*Task objective*. Go through the records and copy each line where the word "icon" occurs.

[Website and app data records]
────

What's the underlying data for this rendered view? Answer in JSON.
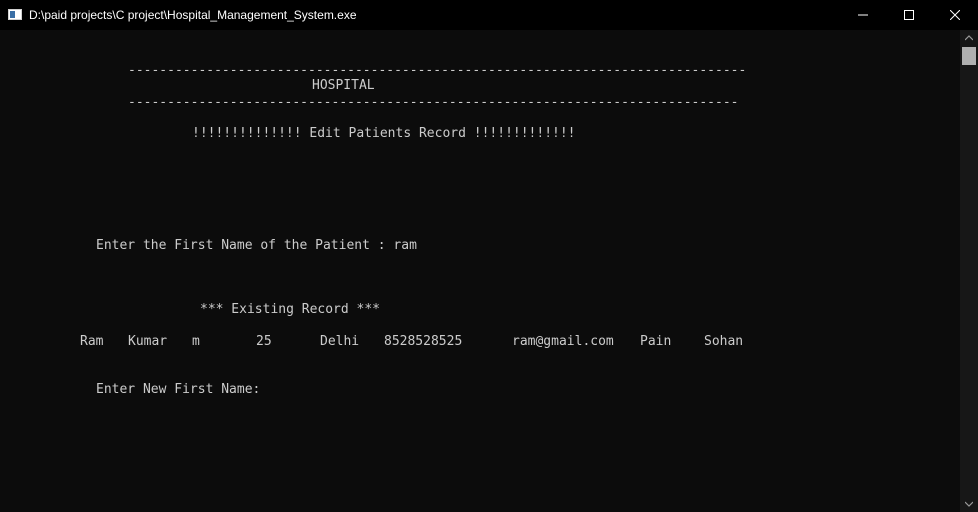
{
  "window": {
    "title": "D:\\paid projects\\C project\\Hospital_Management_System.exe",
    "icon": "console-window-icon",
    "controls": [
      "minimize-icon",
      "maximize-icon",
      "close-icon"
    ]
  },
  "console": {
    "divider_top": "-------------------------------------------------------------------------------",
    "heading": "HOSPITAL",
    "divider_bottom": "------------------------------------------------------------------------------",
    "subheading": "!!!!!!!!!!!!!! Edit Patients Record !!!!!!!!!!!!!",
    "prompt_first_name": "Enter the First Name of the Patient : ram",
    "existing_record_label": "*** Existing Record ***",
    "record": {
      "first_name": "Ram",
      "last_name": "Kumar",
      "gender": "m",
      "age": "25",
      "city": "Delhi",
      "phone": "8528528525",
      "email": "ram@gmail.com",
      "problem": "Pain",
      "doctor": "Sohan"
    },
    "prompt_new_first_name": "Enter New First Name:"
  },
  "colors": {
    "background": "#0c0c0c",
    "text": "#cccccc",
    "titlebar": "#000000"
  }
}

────

*Task answer*.
    "icon": "console-window-icon",
      "minimize-icon",
      "maximize-icon",
      "close-icon"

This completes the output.